Available data =>
--------------------

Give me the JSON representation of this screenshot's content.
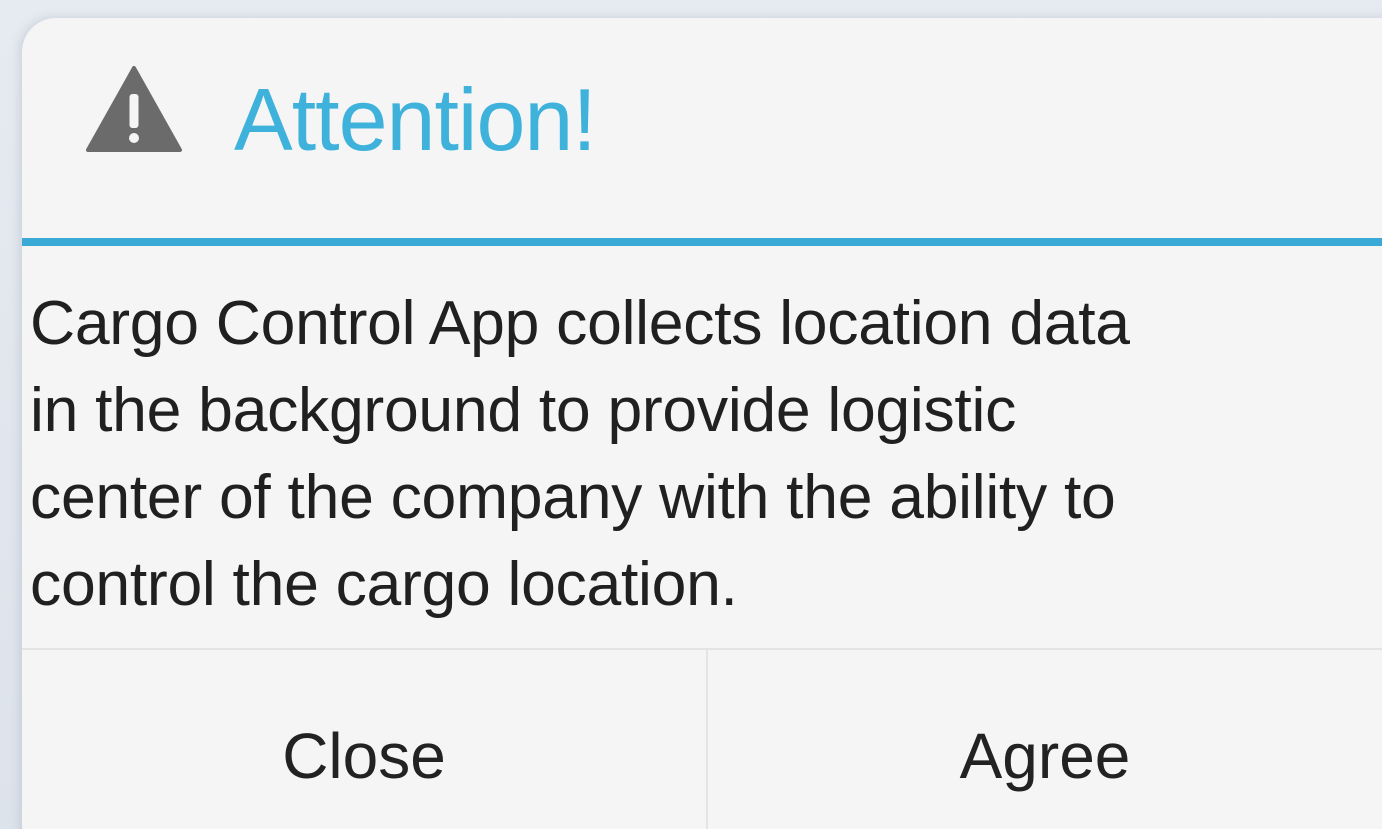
{
  "dialog": {
    "title": "Attention!",
    "icon": "warning-triangle-icon",
    "message": "Cargo Control App collects location data\nin the background to provide logistic\ncenter of the company with the ability to\ncontrol the cargo location.",
    "buttons": {
      "close_label": "Close",
      "agree_label": "Agree"
    }
  },
  "colors": {
    "accent": "#3fb2dc",
    "divider": "#3aa9d6",
    "dialog_background": "#f5f5f5",
    "icon": "#6b6b6b",
    "text": "#202020"
  }
}
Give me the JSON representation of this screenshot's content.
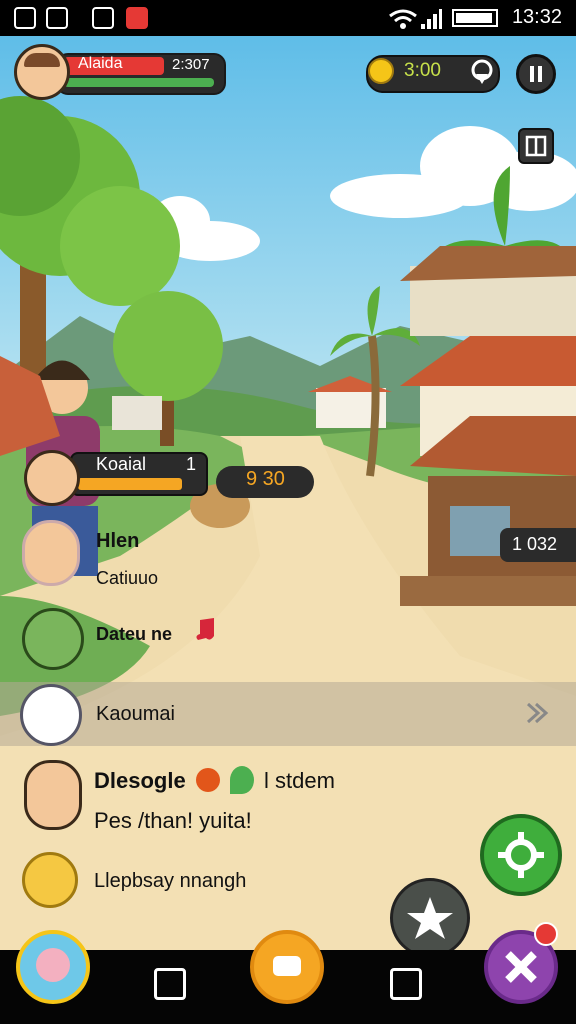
{
  "status_bar": {
    "time": "13:32"
  },
  "hud": {
    "player_name": "Alaida",
    "score": "2:307",
    "coins": "3:00"
  },
  "scene": {
    "npc_name": "Koaial",
    "npc_level": "1",
    "item_count": "9 30",
    "house_price": "1 032"
  },
  "chat": [
    {
      "name": "Hlen",
      "text": "Catiuuo"
    },
    {
      "name": "Dateu ne",
      "text": ""
    },
    {
      "name": "",
      "text": "Kaoumai"
    },
    {
      "name": "Dlesogle",
      "text": "l stdem"
    },
    {
      "name": "",
      "text": "Pes /than! yuita!"
    },
    {
      "name": "",
      "text": "Llepbsay nnangh"
    }
  ],
  "colors": {
    "sky": "#7ec9ec",
    "ground": "#f0dcae",
    "accent_green": "#4caf50",
    "accent_red": "#e53935",
    "accent_purple": "#8e44ad",
    "accent_orange": "#f5a623"
  },
  "icons": {
    "settings": "gear-icon",
    "star": "star-icon",
    "close": "close-icon",
    "pause": "pause-icon",
    "map": "map-pin-icon",
    "menu": "book-icon"
  }
}
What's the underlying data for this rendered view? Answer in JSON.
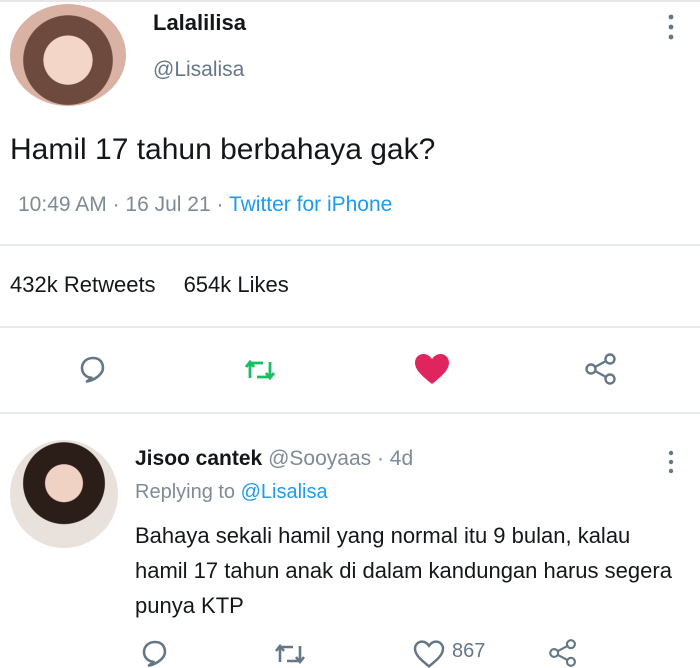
{
  "tweet": {
    "author_name": "Lalalilisa",
    "author_handle": "@Lisalisa",
    "text": "Hamil 17 tahun berbahaya gak?",
    "time": "10:49 AM",
    "date": "16 Jul 21",
    "source": "Twitter for iPhone",
    "retweets": "432k",
    "retweets_label": "Retweets",
    "likes": "654k",
    "likes_label": "Likes",
    "liked": true,
    "like_color": "#e0245e"
  },
  "reply": {
    "author_name": "Jisoo cantek",
    "author_handle": "@Sooyaas",
    "age": "4d",
    "replying_to_prefix": "Replying to",
    "replying_to_handle": "@Lisalisa",
    "text": "Bahaya sekali hamil yang normal itu 9 bulan, kalau hamil 17 tahun anak di dalam kandungan harus segera punya KTP",
    "like_count": "867"
  },
  "colors": {
    "accent": "#1d9bf0",
    "muted": "#7f8a95",
    "retweet_icon": "#17bf63"
  },
  "icons": {
    "reply": "reply-icon",
    "retweet": "retweet-icon",
    "like": "heart-icon",
    "share": "share-icon",
    "more": "more-vertical-icon"
  }
}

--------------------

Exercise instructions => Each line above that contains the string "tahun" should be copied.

Solution below =>
    "text": "Hamil 17 tahun berbahaya gak?",
    "text": "Bahaya sekali hamil yang normal itu 9 bulan, kalau hamil 17 tahun anak di dalam kandungan harus segera punya KTP",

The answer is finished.